Congressman Greg Walden (R-Hood River) wants robo calls to go the way of the rotary telephone.

Walden has introduced a bill in Congress aimed at reducing interruptions from automated calls, legislation he discussed at a town hall at the Elgin Community Center Monday morning. The number of robo calls people receive is astounding, the congressman said.

“Oregonians received 12.8 million robo calls in May,” Walden said.

Describing robo calls as extremely annoying, Walden added that Americans received a total of 47.8 billion in 2018.

The legislation Walden introduced would give phone companies the ability to filter out these unwanted calls.

“Carriers could crack down on robo callers,” Walden said.

Walden’s bill, HR 3375, is now in the House’s Committee on Energy and Commerce. The legislation is in the committee’s subcommittee on Communication and Technology, which Walden chairs.

The 10-term congressman also discussed health care legislation he is preparing to introduce that would protect patients from surprise medical bills that are shockingly high.

To illustrate the need for such legislation, Walden cited the recent experience of a woman in the United States who was receiving a check-up from her doctor after being successfully treated for an illness. At the end of the appointment, her physician ordered a urine test to confirm that her recovery was complete.

Later, the patient, who had health insurance, was shocked to receive a bill of $17,850 for the urine test.

“A doctor told me it should have cost just $100,” Walden said.

The reason for the exorbitant bill is that the woman’s health care provider sent the urine sample to a lab outside the network covered by her insurance. Walden said there are many other examples of such surprise bills. Many involve patients who received urgent life-saving care.

Walden did not specifically explain how his “No Surprise” bill would work, but a news release from his office said the legislation would limit patients’ bills to their in-network cost sharing amount in emergency situations. He said this only makes sense when a patient has little to no control over who gives them life-saving care and can “hardly be expected to make sure everyone is in-network.”

Walden also talked about the need to address the increasing number of devastating forest fires in the West.

“Fifty-six percent of the Forest Service’s budget is spent on fighting fires. It was not that long ago that it was just 16%,” he said.

The increase in catastrophic wildfires is having a detrimental impact on summer air quality, one exacting a terrible health toll. Walden said that according to research from Colorado State University, up to 25,000 people are dying prematurely each year in the United States because of wildfire smoke.

Walden said he has introduced the Federal Forests Resiliency Act, which would reduce the likelihood of catastrophic fires in part by downscaling environmental restrictions now in place for the removal of trees weakened by insects and disease. This will lessen the build-up of fuels for fires.

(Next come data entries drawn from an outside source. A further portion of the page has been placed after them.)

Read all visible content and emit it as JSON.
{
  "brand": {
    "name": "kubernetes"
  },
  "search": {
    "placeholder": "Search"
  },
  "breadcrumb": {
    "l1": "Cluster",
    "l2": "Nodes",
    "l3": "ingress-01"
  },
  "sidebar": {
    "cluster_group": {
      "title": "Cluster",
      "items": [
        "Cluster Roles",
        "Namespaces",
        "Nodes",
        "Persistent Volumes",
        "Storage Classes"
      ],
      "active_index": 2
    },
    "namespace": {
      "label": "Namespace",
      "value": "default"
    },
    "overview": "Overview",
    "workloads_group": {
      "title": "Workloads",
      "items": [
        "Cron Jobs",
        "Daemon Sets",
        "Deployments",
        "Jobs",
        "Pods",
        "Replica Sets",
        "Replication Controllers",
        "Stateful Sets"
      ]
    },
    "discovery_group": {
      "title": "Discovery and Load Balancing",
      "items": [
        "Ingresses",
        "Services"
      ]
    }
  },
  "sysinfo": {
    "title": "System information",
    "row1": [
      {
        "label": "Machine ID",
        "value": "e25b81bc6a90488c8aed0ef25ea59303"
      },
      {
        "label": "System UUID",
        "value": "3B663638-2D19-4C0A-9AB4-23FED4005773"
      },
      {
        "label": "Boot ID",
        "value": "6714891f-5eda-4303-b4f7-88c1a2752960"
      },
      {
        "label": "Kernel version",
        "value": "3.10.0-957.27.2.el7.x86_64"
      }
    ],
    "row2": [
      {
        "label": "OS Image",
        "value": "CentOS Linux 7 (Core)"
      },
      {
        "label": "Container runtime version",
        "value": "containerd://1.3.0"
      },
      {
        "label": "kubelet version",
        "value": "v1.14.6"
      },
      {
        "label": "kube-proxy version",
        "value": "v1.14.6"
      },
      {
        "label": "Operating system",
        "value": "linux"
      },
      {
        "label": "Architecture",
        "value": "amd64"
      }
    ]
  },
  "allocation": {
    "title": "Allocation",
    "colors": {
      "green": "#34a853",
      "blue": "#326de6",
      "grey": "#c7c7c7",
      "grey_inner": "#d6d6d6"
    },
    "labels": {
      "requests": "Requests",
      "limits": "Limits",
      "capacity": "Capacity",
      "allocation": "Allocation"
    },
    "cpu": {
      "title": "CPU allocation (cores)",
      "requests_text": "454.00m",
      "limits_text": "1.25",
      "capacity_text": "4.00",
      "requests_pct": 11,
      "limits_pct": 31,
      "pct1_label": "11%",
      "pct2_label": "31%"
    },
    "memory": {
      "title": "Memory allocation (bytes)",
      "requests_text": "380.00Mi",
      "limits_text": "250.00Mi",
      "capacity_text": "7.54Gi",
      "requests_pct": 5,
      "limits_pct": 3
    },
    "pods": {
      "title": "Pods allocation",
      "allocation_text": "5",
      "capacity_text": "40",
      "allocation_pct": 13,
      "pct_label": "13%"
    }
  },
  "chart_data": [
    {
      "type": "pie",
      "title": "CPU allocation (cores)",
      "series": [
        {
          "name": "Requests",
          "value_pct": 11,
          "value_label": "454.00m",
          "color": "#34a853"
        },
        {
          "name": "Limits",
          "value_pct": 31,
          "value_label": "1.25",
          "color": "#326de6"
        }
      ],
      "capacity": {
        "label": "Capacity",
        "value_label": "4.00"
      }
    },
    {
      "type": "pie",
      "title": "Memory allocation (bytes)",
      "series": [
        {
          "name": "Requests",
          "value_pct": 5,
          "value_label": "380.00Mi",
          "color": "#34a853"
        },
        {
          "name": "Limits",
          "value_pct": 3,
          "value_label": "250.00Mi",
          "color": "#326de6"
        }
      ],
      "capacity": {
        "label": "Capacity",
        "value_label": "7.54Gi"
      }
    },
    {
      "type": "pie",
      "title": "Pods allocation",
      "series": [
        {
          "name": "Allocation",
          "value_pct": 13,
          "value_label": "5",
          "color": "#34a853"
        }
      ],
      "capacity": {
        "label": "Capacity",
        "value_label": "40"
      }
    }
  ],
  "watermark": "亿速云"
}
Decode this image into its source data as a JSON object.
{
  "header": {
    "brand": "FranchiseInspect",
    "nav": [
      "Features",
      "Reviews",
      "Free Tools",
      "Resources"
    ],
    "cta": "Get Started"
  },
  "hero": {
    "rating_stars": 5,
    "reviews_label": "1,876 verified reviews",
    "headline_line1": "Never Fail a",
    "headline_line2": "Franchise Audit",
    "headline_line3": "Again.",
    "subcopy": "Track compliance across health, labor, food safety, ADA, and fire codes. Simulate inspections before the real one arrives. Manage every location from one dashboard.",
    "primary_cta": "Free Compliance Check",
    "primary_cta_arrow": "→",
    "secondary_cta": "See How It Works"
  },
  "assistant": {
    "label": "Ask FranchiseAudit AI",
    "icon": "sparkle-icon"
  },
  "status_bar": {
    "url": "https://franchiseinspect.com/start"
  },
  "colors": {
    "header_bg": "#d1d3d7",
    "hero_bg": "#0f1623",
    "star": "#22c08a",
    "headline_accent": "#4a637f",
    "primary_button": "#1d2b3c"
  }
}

Walden was criticized by some at Monday’s town hall for his support of the Equality Act of 2019, which the House passed in May and now is in the Senate. The legislation, if it becomes law, would amend the Civil Rights Act so that discrimination on the basis of sexual orientation and gender identity would be banned.

Walden defended his vote by stating he opposes exclusion.

“I don’t support discrimination. I believe Americans should live their lives as they want to,” he said.

Walden said he does not believe the Equality Act of 2019 will be approved.

“If it gives you any comfort, I do not believe the Senate will take it up,” he told an audience member who opposes the legislation.

The Equality Act of 2019 is now in the Senate Judiciary Committee where it has not been voted on, according to

Walden was also asked about the recent walkout by the 12 Republicans in the Oregon Senate to stop a vote on House Bill 2020, the controversial piece of climate change legislation. Many of the Republican senators left the state to avoid the Oregon State Police, who Gov. Kate Brown had sent after them in an effort to induce them to return. The Republican lawmakers succeeded in stopping the Senate from having the quorum needed to conduct a vote on HB 2020.

Walden said he is upset that the Republican senators had to resort to such an extreme measure.

“(The Republican senators) shouldn’t have to leave the state to be heard. That is not the Oregon way,” he said.